ABOUT THIS TASK
What lines in the records include the string "from"? Return each one.

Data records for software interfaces
········
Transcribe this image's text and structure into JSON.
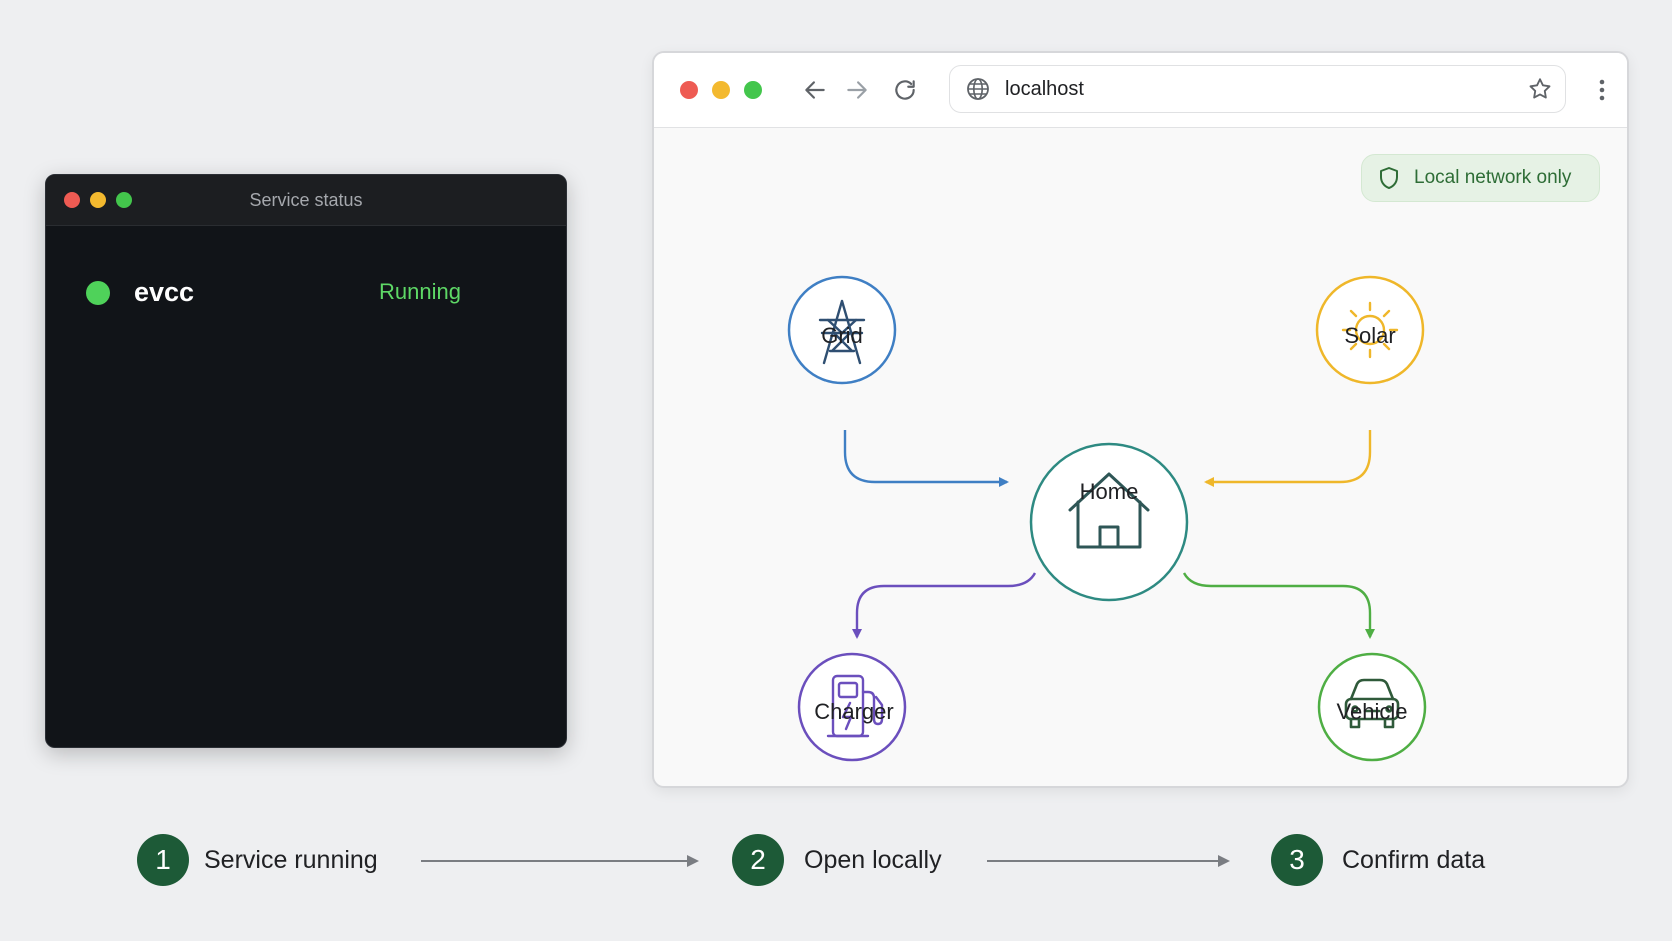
{
  "terminal": {
    "title": "Service status",
    "service": {
      "name": "evcc",
      "status": "Running",
      "status_color": "#5ed866"
    }
  },
  "browser": {
    "url": "localhost",
    "icons": [
      "back-arrow-icon",
      "forward-arrow-icon",
      "reload-icon",
      "globe-icon",
      "star-icon",
      "more-vert-icon"
    ],
    "badge": {
      "text": "Local network only",
      "icon": "shield-icon",
      "color": "#2e6d36"
    },
    "diagram": {
      "nodes": [
        {
          "id": "grid",
          "label": "Grid",
          "icon": "power-tower-icon",
          "color": "#3f7fc4"
        },
        {
          "id": "solar",
          "label": "Solar",
          "icon": "sun-icon",
          "color": "#efb72a"
        },
        {
          "id": "home",
          "label": "Home",
          "icon": "house-icon",
          "color": "#2e8a82"
        },
        {
          "id": "charger",
          "label": "Charger",
          "icon": "ev-charger-icon",
          "color": "#6b4fbd"
        },
        {
          "id": "vehicle",
          "label": "Vehicle",
          "icon": "car-icon",
          "color": "#4fae44"
        }
      ],
      "flows": [
        {
          "from": "grid",
          "to": "home"
        },
        {
          "from": "solar",
          "to": "home"
        },
        {
          "from": "home",
          "to": "charger"
        },
        {
          "from": "home",
          "to": "vehicle"
        }
      ]
    }
  },
  "steps": [
    {
      "number": "1",
      "label": "Service running"
    },
    {
      "number": "2",
      "label": "Open locally"
    },
    {
      "number": "3",
      "label": "Confirm data"
    }
  ],
  "colors": {
    "background": "#eeeff1",
    "step_badge": "#1d5a37",
    "terminal_bg": "#111418"
  }
}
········
FINISHED EXERCISE
          "from": "grid",
          "from": "solar",
          "from": "home",
          "from": "home",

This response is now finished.